Only lines with the string "this" should be returned from the data below.
START Information shown
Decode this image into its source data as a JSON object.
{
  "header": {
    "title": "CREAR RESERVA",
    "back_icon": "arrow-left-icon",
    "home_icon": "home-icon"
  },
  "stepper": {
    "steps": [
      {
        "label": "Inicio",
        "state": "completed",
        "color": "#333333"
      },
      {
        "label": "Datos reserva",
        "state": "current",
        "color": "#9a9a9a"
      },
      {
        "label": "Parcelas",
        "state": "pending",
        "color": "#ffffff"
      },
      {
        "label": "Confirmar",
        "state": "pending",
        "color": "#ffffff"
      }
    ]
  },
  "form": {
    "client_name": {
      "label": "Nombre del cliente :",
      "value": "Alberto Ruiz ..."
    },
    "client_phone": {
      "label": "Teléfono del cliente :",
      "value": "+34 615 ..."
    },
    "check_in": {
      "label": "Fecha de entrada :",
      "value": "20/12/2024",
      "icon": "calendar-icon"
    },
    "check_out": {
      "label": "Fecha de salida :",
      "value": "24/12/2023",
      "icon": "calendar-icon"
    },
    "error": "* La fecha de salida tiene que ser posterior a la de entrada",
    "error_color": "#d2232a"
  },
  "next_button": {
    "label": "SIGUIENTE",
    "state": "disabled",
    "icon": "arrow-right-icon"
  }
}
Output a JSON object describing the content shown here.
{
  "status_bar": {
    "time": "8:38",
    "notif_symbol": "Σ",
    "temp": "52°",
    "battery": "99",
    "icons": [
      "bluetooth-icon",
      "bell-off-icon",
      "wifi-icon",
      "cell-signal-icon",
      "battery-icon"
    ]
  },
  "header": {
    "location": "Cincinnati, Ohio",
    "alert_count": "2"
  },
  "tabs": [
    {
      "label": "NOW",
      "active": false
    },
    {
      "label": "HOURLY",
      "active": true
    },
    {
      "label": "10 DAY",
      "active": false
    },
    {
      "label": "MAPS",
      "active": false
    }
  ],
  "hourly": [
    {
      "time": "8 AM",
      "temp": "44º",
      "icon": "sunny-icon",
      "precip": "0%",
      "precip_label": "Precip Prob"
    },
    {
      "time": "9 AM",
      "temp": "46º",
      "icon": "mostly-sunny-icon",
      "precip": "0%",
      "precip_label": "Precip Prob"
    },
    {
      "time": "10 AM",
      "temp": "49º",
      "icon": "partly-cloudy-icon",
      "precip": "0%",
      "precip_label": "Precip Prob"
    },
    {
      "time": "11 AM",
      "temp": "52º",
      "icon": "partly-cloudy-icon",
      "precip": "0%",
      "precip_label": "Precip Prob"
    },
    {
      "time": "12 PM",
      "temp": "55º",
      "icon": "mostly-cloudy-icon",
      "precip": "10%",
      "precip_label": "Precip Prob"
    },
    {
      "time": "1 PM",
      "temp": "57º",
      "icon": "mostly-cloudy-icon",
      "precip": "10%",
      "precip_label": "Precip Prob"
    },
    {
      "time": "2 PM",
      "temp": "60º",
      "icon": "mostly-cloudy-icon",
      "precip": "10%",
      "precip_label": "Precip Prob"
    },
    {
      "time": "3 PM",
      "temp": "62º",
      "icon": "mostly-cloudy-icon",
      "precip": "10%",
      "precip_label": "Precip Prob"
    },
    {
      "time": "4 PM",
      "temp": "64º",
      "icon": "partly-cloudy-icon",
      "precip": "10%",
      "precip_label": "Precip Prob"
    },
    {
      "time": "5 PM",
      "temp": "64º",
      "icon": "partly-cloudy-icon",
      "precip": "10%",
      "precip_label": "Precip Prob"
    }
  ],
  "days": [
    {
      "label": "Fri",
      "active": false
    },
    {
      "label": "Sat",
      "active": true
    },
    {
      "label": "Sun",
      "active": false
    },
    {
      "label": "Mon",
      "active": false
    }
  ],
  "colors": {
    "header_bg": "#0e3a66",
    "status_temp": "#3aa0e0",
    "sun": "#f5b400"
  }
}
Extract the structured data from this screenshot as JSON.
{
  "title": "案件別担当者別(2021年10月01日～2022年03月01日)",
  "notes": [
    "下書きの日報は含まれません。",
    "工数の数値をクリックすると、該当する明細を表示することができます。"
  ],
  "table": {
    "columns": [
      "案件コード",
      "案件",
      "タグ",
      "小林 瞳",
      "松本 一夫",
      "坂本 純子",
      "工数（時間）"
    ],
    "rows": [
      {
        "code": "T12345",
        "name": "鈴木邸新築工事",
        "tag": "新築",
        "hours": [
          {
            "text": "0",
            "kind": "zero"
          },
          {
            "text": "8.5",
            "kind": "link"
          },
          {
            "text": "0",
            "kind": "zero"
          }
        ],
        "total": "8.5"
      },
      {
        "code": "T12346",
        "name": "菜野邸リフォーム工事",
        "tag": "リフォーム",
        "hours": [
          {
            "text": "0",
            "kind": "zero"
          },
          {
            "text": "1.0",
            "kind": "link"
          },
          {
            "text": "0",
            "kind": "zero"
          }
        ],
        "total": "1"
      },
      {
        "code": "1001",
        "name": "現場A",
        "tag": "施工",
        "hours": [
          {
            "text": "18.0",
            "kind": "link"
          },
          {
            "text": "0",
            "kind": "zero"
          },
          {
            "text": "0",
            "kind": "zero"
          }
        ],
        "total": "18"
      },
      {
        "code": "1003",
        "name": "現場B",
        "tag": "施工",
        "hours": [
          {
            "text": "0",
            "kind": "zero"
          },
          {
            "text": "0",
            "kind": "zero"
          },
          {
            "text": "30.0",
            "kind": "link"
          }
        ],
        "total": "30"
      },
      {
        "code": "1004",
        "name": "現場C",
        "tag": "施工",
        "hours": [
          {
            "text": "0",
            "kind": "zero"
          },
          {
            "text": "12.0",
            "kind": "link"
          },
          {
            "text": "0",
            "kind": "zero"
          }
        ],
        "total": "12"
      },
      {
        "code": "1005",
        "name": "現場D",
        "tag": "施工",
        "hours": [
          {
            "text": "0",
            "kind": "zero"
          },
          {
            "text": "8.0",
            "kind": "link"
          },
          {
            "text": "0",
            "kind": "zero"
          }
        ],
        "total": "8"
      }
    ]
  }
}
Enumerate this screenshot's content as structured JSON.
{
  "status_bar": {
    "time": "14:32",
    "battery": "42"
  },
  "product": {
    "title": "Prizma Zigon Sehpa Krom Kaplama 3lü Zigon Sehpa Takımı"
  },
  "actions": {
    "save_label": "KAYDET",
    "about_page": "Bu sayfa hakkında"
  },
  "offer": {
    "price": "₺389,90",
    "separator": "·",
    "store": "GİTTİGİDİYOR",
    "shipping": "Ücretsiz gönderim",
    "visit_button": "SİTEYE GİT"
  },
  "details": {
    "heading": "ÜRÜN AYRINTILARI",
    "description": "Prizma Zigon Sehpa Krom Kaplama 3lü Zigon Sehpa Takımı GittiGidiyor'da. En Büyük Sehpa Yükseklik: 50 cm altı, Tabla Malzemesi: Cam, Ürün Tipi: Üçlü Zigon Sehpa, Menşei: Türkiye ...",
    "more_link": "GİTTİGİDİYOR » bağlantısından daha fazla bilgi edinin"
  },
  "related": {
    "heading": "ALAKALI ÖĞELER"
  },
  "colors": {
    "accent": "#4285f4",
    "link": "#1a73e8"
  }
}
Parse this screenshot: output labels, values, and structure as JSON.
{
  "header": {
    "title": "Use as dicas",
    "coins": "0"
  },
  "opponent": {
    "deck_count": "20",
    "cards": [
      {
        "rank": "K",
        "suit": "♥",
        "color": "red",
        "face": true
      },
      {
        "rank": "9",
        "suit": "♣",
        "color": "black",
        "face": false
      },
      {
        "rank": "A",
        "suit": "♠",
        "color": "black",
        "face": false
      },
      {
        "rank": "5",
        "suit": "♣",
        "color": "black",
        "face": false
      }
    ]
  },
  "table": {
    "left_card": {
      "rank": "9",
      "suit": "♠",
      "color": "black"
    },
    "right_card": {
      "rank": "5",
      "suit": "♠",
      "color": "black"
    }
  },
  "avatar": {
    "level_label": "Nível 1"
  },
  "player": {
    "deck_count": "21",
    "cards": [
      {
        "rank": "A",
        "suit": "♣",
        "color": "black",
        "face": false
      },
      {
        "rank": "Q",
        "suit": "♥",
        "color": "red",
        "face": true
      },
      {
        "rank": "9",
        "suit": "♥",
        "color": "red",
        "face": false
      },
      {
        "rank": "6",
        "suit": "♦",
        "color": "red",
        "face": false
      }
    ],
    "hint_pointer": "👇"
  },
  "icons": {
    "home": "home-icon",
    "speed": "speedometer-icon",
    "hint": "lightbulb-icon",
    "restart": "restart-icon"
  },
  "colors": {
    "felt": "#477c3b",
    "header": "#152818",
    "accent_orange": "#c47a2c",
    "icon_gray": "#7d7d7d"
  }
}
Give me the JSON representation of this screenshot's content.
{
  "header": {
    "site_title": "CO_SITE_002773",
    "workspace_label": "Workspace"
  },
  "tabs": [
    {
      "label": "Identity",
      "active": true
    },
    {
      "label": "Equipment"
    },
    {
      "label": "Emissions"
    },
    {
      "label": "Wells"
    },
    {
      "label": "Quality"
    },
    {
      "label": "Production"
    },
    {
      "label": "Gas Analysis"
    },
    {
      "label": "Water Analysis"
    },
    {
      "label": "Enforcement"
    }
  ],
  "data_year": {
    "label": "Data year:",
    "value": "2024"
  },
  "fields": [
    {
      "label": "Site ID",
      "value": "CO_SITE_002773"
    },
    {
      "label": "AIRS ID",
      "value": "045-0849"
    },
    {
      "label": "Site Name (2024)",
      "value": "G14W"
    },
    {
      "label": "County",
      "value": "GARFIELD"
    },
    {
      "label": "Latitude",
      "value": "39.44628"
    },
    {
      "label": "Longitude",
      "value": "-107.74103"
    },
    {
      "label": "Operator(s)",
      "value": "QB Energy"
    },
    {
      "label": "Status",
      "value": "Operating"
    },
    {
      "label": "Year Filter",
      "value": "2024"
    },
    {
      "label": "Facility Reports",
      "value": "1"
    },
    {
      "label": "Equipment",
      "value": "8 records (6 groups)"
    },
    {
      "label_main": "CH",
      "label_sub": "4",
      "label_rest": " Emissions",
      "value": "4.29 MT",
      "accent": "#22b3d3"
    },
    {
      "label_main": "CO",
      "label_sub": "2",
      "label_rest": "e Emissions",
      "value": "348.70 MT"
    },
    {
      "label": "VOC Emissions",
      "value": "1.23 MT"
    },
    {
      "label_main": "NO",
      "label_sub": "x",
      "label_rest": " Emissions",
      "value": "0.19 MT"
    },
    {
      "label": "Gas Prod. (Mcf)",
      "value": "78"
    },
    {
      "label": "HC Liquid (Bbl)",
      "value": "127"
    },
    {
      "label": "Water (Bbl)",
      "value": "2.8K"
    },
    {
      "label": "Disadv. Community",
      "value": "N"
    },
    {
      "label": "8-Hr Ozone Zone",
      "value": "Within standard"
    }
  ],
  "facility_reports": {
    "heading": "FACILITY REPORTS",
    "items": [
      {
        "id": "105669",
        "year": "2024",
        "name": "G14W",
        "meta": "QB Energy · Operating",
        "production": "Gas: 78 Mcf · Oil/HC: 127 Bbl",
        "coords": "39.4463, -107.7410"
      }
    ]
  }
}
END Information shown
▶ _Response area_
Decode this image into its source data as a JSON object.
Extract the structured data from this screenshot as JSON.
Enumerate this screenshot's content as structured JSON.
Parse this screenshot: output labels, values, and structure as JSON.
Give me the JSON representation of this screenshot's content.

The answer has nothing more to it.